Adult industry leaders Flynt and Francis sent a joint request to Congress asking for $5 billion in federal assistance, "Just to see us through hard times," Francis said. "Congress seems willing to help shore up our nation's most important businesses, we feel we deserve the same consideration. In difficult economic times, Americans turn to entertainment for relief. More and more, the kind of entertainment they turn to is adult entertainment."

But according to Flynt the recession has acted like a national cold shower. "People are too depressed to be sexually active," Flynt says, "This is very unhealthy as a nation. Americans can do without cars and such but they cannot do without sex."

While not to the degree felt by banks and automakers, the Adult Entertainment industry has been hit by the effects of the economic downturn. DVD sales and rentals have decreased by 22 percent in the past year as viewers turn to the internet for adult entertainment.

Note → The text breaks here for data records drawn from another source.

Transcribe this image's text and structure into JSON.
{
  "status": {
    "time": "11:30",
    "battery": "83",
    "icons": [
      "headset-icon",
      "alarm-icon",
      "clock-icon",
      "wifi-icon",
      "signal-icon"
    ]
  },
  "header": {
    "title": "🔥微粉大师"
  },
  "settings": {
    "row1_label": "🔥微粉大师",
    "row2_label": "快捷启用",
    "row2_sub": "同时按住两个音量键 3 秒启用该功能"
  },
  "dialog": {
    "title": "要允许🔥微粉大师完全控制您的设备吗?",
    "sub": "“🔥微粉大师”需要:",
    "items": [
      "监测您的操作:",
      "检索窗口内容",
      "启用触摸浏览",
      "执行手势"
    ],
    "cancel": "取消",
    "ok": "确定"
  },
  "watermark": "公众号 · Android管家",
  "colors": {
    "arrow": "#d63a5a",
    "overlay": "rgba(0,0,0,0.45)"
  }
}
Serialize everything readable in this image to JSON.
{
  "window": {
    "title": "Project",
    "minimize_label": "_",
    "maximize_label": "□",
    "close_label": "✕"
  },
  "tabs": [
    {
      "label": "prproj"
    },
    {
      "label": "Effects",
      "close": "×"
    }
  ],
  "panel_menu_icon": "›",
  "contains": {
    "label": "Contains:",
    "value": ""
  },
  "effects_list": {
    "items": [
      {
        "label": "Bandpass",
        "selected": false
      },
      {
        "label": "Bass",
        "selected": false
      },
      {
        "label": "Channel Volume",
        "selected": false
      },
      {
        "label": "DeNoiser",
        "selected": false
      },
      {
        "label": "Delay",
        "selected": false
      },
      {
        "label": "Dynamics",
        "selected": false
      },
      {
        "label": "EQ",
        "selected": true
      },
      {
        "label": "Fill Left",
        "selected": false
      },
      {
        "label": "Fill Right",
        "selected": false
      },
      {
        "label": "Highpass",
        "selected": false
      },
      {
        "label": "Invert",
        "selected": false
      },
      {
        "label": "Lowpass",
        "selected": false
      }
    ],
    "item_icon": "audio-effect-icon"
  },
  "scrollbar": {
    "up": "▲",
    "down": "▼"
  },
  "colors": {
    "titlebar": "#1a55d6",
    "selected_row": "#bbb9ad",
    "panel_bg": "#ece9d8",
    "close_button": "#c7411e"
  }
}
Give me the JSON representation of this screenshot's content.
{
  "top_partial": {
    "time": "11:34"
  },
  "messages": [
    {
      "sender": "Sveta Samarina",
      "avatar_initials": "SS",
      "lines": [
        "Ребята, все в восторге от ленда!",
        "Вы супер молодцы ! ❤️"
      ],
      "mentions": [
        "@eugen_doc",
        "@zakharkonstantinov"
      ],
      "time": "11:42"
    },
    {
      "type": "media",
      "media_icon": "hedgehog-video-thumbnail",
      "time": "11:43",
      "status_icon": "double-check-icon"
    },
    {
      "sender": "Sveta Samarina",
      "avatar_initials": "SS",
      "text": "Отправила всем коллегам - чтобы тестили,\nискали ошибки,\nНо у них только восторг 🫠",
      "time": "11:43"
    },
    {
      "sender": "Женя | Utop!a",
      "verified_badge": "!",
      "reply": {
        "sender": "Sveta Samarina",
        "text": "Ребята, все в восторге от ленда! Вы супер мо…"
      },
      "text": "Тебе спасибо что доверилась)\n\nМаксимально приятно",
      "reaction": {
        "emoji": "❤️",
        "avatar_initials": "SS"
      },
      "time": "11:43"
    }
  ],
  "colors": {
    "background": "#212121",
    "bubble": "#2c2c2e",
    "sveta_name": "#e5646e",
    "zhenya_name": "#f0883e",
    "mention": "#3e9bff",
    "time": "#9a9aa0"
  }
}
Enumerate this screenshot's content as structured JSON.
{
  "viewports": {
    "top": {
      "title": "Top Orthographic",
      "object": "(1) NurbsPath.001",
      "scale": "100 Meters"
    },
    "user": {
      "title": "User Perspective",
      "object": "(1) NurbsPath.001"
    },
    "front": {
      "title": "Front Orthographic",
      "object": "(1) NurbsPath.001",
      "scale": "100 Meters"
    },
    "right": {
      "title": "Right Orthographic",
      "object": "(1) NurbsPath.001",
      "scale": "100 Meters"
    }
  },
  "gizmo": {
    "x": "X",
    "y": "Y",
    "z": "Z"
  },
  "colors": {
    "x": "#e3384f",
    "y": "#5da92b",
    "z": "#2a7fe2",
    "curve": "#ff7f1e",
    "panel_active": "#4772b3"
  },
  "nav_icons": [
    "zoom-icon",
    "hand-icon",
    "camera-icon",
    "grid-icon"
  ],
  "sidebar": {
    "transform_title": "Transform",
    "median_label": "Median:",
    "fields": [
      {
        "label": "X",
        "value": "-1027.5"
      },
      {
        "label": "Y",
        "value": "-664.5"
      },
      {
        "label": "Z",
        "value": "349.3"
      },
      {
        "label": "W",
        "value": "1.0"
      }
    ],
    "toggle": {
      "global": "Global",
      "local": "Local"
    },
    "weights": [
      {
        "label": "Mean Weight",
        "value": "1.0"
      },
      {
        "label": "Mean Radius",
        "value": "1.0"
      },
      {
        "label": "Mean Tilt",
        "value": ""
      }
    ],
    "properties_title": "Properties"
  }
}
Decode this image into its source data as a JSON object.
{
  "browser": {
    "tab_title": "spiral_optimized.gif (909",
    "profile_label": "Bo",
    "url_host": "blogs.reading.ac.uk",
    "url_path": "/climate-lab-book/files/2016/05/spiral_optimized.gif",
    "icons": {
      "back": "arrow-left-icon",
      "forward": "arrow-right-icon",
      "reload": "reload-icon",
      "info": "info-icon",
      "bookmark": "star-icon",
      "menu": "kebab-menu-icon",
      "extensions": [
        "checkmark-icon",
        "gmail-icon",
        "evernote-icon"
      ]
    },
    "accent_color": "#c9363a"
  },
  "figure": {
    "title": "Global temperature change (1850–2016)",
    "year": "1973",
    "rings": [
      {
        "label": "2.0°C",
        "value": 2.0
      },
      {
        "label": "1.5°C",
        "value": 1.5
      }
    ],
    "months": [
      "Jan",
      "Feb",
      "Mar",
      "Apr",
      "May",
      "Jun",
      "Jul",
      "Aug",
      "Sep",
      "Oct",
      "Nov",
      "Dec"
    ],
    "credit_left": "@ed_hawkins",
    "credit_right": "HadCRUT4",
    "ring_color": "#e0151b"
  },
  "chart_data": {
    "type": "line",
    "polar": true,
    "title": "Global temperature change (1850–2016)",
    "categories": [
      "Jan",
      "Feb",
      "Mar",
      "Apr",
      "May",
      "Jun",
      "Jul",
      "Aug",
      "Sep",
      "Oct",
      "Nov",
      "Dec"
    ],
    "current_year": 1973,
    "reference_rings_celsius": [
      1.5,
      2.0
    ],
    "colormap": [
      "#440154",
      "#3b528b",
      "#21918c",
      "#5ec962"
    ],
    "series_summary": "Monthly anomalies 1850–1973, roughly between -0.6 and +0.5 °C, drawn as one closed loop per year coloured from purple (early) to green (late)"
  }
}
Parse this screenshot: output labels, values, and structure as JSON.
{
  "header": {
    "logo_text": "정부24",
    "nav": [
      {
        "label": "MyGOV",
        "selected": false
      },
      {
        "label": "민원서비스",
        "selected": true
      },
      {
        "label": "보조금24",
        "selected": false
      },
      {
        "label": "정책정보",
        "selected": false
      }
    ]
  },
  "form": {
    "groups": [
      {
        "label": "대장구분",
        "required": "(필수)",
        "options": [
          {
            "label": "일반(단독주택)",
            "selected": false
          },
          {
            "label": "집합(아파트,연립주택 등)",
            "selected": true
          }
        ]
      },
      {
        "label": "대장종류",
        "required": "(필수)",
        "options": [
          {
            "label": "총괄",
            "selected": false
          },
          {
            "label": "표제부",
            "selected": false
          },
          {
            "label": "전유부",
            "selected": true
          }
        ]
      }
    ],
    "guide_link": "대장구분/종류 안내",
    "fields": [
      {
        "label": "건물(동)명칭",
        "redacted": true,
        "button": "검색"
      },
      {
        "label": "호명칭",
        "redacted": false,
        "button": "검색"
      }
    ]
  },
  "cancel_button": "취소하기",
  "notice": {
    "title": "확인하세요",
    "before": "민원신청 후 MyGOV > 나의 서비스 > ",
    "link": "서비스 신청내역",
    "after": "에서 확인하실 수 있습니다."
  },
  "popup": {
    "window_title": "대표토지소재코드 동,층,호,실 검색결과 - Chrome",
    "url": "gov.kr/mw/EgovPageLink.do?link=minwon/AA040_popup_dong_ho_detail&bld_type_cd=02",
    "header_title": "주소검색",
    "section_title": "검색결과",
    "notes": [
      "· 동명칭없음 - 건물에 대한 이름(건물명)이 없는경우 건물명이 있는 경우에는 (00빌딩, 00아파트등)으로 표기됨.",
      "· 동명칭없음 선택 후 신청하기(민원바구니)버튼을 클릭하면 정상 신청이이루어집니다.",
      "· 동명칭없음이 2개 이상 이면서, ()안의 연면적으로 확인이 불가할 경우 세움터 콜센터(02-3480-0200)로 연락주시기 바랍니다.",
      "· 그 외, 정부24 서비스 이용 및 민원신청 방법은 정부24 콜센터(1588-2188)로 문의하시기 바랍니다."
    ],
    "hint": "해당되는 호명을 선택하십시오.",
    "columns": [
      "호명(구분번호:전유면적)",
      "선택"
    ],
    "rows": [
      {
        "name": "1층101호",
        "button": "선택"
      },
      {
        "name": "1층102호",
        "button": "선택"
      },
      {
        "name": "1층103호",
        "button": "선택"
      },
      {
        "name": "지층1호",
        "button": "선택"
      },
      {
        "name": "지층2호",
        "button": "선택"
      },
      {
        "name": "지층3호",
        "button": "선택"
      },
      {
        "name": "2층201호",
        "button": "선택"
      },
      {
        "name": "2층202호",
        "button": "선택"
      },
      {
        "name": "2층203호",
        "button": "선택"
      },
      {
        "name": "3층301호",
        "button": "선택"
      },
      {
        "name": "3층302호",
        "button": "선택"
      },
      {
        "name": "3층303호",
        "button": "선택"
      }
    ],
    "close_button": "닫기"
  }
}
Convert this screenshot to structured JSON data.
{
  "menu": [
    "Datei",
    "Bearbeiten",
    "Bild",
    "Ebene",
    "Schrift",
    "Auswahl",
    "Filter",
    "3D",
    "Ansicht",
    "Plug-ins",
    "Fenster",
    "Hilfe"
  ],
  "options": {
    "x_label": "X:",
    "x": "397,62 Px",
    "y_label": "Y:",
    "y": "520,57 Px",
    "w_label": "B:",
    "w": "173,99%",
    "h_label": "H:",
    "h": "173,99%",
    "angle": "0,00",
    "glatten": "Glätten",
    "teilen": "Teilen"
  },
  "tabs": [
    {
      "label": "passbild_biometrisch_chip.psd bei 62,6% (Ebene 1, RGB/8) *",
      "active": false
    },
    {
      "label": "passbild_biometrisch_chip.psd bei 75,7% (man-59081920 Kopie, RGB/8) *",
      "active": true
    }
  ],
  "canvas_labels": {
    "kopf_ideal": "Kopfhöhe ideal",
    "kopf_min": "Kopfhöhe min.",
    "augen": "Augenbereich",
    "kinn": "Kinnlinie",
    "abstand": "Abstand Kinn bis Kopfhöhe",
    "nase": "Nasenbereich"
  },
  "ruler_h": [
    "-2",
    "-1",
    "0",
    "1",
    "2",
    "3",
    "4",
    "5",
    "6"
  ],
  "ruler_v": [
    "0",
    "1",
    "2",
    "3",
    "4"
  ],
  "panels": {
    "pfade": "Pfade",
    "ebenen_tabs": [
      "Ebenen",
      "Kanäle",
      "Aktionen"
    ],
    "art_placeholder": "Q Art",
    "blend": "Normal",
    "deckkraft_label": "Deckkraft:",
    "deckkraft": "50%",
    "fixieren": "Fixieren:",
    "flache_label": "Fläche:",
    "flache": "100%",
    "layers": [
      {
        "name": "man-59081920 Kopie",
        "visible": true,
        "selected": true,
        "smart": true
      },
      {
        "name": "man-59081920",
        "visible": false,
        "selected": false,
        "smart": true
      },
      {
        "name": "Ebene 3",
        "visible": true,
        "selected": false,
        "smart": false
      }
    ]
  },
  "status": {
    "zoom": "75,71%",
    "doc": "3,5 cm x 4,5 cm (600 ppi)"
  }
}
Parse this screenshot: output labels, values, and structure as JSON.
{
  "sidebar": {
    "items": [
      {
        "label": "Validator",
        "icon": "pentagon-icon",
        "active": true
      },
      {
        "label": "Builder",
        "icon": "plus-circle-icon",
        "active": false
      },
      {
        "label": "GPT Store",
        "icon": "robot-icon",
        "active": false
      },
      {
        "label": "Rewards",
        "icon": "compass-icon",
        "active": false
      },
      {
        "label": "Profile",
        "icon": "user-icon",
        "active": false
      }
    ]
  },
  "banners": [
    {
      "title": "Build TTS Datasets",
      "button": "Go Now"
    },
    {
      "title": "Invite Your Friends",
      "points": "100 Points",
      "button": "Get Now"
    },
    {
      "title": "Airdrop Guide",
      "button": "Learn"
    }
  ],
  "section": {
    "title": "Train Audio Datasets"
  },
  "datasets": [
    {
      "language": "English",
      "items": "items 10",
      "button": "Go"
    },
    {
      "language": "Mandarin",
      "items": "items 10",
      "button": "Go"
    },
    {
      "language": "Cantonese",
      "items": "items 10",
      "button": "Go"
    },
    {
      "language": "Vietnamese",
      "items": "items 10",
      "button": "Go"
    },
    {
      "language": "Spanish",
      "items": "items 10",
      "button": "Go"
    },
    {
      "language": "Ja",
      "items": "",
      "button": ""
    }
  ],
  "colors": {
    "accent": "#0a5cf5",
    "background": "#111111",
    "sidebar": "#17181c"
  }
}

It is estimated that roughly half of all internet users visit adult sites, with the number of unique visitors to adult websites (including and has grown to more than 75 million per month.

But the "saltpeter" effect remains.

"With all this economic misery and people losing all that money, sex is the farthest thing from their mind," Flynt says, "It's time for congress to rejuvenate the sexual appetite of America. The only way they can do this is by supporting the adult industry and doing it quickly."

"The popularity of adult entertainment in America has grown steadily for the past half century," Francis says. "Its emergence into the mainstream of popular culture suggests that the US government should actively support the adult industry's survival and growth, just as it feels the need to support any other industry cherished by the American people."

Favorite latest New Yorker cartoon.

This cartoon is not the sad story it portends. Susan and I went to dinner last Friday at the home of a retired school teacher. He had just built a chicken coop in his backyard, stocked it with $78 of baby chicks (they came by FedEx) and was now enjoying two dozen new fresh eggs a day. And he was having a ball. He promised to name the meanest, grouchiest chicken after me. Meanwhile I Googled "chickens lay eggs" this morning and found this question:

Can I buy a live chicken from the farmers market and just wait for it
to lay an egg. If it does, can I just eat it? How many eggs can a
chicken lay in a day/week/month. How long can an egg be laid, sit in
a non-refrigerated nest, and still be OK to eat? Thanks for helping

You can find all the answers in an article entitled "Raising Chickens." The article ends with a Short Chicken Glossary, the final entry of which is:

egg. If you don't know, you shouldn't be doing this.

This column is about my personal search for the perfect investment. I don't give investment advice. For that you have to be registered with regulatory authorities, which I am not. I am a reporter and an investor. I make my daily column -- Monday through Friday -- freely available for three reasons: Writing is good for sorting things out in my brain. Second, the column is research for a book I'm writing called "In Search of the Perfect Investment." Third, I encourage my readers to send me their ideas, concerns and experiences. That way we can all learn together. My email address is . You can't click on my email address. You have to re-type it . This protects me from software scanning the Internet for email addresses to spam. I have no role in choosing the Google ads on this site. Thus I cannot endorse, though some look interesting. If you click on a link, Google may send me money. Please note I'm not suggesting you do. That money, if there is any, may help pay Michael's business school tuition. Read more about Google AdSense, click here and here.